The Shigawake-Newport site is a 40 km strip of coast, on the north shore of Baié des Chaleur, in the Gulf of St. Lawrence, between Shigawake and Newport. The site includes the offshore water in a one-kilometre strip, and a section of inland habitat that is approximately 300 meters wide. At Port-Daniel Bay the site extends further inland (3 km) to include a small sandbar. The Mahy Islands, a small group of low rocky islands, are located in Port-Daniel Bay.
The coastal habitat consists of a series of small bays, cliffs and rocky points, while inland habitat is comprised of mainly shrubby areas, forests and fields. On the sandbar, there is a grassy area with large patches of Eelgrass nearby.
Shigawake-Newport is notable for its spring season seaducks and the presence of the nationally endangered eastern Harlequin Duck, which is present in all ice-free seasons. A three-year average of 156 birds (1989,1998,1999) has been recorded during spring migration. This is 13% of the eastern population of Harlequin Duck. During fall migration, over the same three years, an average of 56 birds has been recorded. Smaller numbers of moulting birds are present in July. The adjacent Pot-Daniel River is thought to be a breeding location for this species.
Groups of diving ducks - Common Eider and Surf, Black, and White-winged scoters - occur in nationally significant numbers (10,000-12,000) in the spring. Small numbers of Barrow's Goldeneye's are also sometimes seen.
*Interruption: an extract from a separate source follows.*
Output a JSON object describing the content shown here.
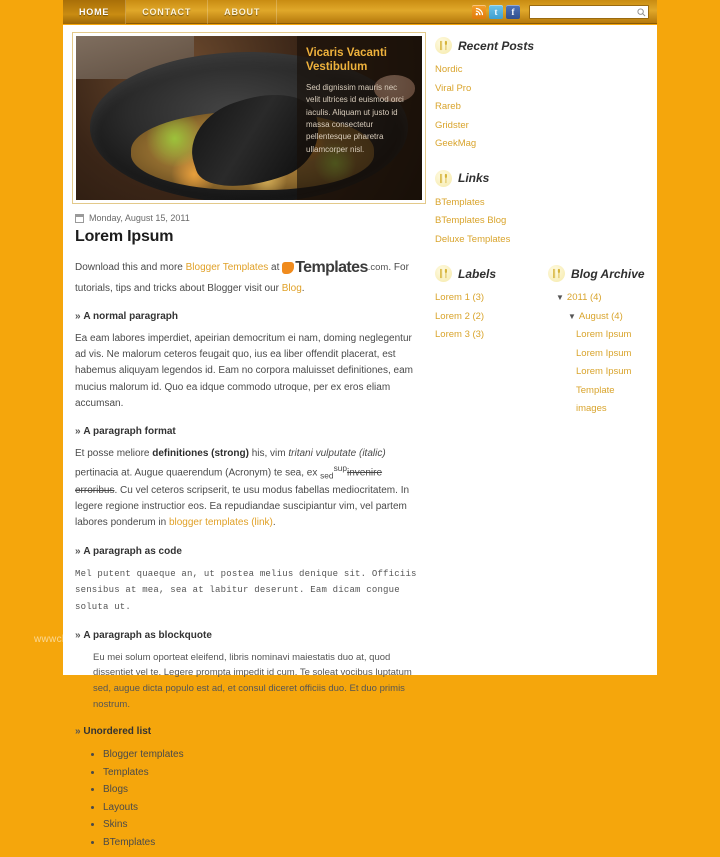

Several seabird colonies are scattered along the coast. Eight colonies with a cumulative total of 5,539 pairs of birds were recorded in 1989. A total of 1,431 Herring Gull pairs were found in 1989; this is more than 1% of this species' North American population. Historically, Herring Gulls nested in much higher numbers - 3,360 pairs nested on the Mahy Islands alone in 1976. The Great Black-backed Gull, also nested in this site in large numbers in 1989, with 453 pairs (over 1% of the global population) recorded.
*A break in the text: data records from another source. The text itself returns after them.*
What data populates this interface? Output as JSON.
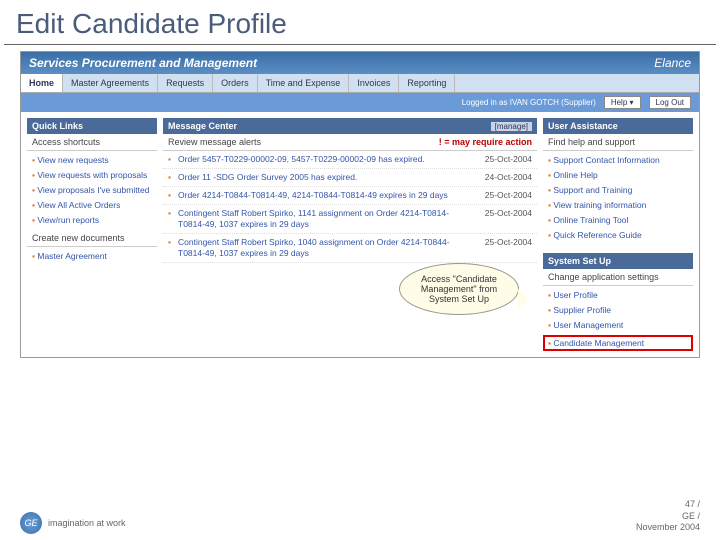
{
  "slide": {
    "title": "Edit Candidate Profile"
  },
  "header": {
    "title": "Services Procurement and Management",
    "brand": "Elance"
  },
  "tabs": [
    "Home",
    "Master Agreements",
    "Requests",
    "Orders",
    "Time and Expense",
    "Invoices",
    "Reporting"
  ],
  "subbar": {
    "logged": "Logged in as IVAN GOTCH (Supplier)",
    "help": "Help ▾",
    "logout": "Log Out"
  },
  "quicklinks": {
    "hd": "Quick Links",
    "sub": "Access shortcuts",
    "items": [
      "View new requests",
      "View requests with proposals",
      "View proposals I've submitted",
      "View All Active Orders",
      "View/run reports"
    ],
    "create_hd": "Create new documents",
    "create_items": [
      "Master Agreement"
    ]
  },
  "messages": {
    "hd": "Message Center",
    "manage": "[manage]",
    "sub": "Review message alerts",
    "req": "! = may require action",
    "rows": [
      {
        "txt": "Order 5457-T0229-00002-09, 5457-T0229-00002-09 has expired.",
        "date": "25-Oct-2004"
      },
      {
        "txt": "Order 11 -SDG Order Survey 2005 has expired.",
        "date": "24-Oct-2004"
      },
      {
        "txt": "Order 4214-T0844-T0814-49, 4214-T0844-T0814-49 expires in 29 days",
        "date": "25-Oct-2004"
      },
      {
        "txt": "Contingent Staff Robert Spirko, 1141 assignment on Order 4214-T0814-T0814-49, 1037 expires in 29 days",
        "date": "25-Oct-2004"
      },
      {
        "txt": "Contingent Staff Robert Spirko, 1040 assignment on Order 4214-T0844-T0814-49, 1037 expires in 29 days",
        "date": "25-Oct-2004"
      }
    ]
  },
  "assist": {
    "hd": "User Assistance",
    "sub": "Find help and support",
    "items": [
      "Support Contact Information",
      "Online Help",
      "Support and Training",
      "View training information",
      "Online Training Tool",
      "Quick Reference Guide"
    ]
  },
  "setup": {
    "hd": "System Set Up",
    "sub": "Change application settings",
    "items": [
      "User Profile",
      "Supplier Profile",
      "User Management"
    ],
    "highlight": "Candidate Management"
  },
  "callout": "Access \"Candidate Management\" from System Set Up",
  "footer": {
    "tag": "imagination at work",
    "page": "47 /",
    "co": "GE /",
    "date": "November 2004"
  }
}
Other species nesting within the Shigawake-Newport site include Black Guillemot (230 pairs in 1989), Double-crested Cormorant (804 pairs in 1989) and Black-legged Kittiwake (559 pairs in 1989).
Boat traffic, both recreational and commercial, and off-road vehicle use on beaches in the Shigawake-Newport area is likely disturbing birds. Because Baie des Chaleurs is an important seaway, oil spills also pose a risk. A cement plant and marine terminal are also planned at Port-Daniel.
This region is typified by a mosaic of habitats which host a wide range of marine and migratory species. The barachois, the eelgrass beds and the river's estuaries are key habitats for many species of fish and shellfish such as sticklebacks, winter flounder and soft-shell clam. At sea, the Atlantic mackerel, the Atlantic herring, the rainbow smelt, the American lobster, the snow crab, the common crab and the scallop are harvested commercially. At the beginning of the summer, capelin is rolling on the beaches to spawn. The presence of several salmon rivers in the area attracts many anglers. These rivers are also home to brook trout and American eel.
The major pressures on the ichthyofauna are overfishing and destruction of fish habitat, such as the draining of wetlands and the modification of the shoreline (erosion, riprap). Forestry is also a threat because it causes significant alterations in the rivers of the area, such as increasing the sediment load, the modification of both water flow and water temperature.
Major species present:
American sand lance
Atlantic sea scallop
|10 - 16||1993||Spring|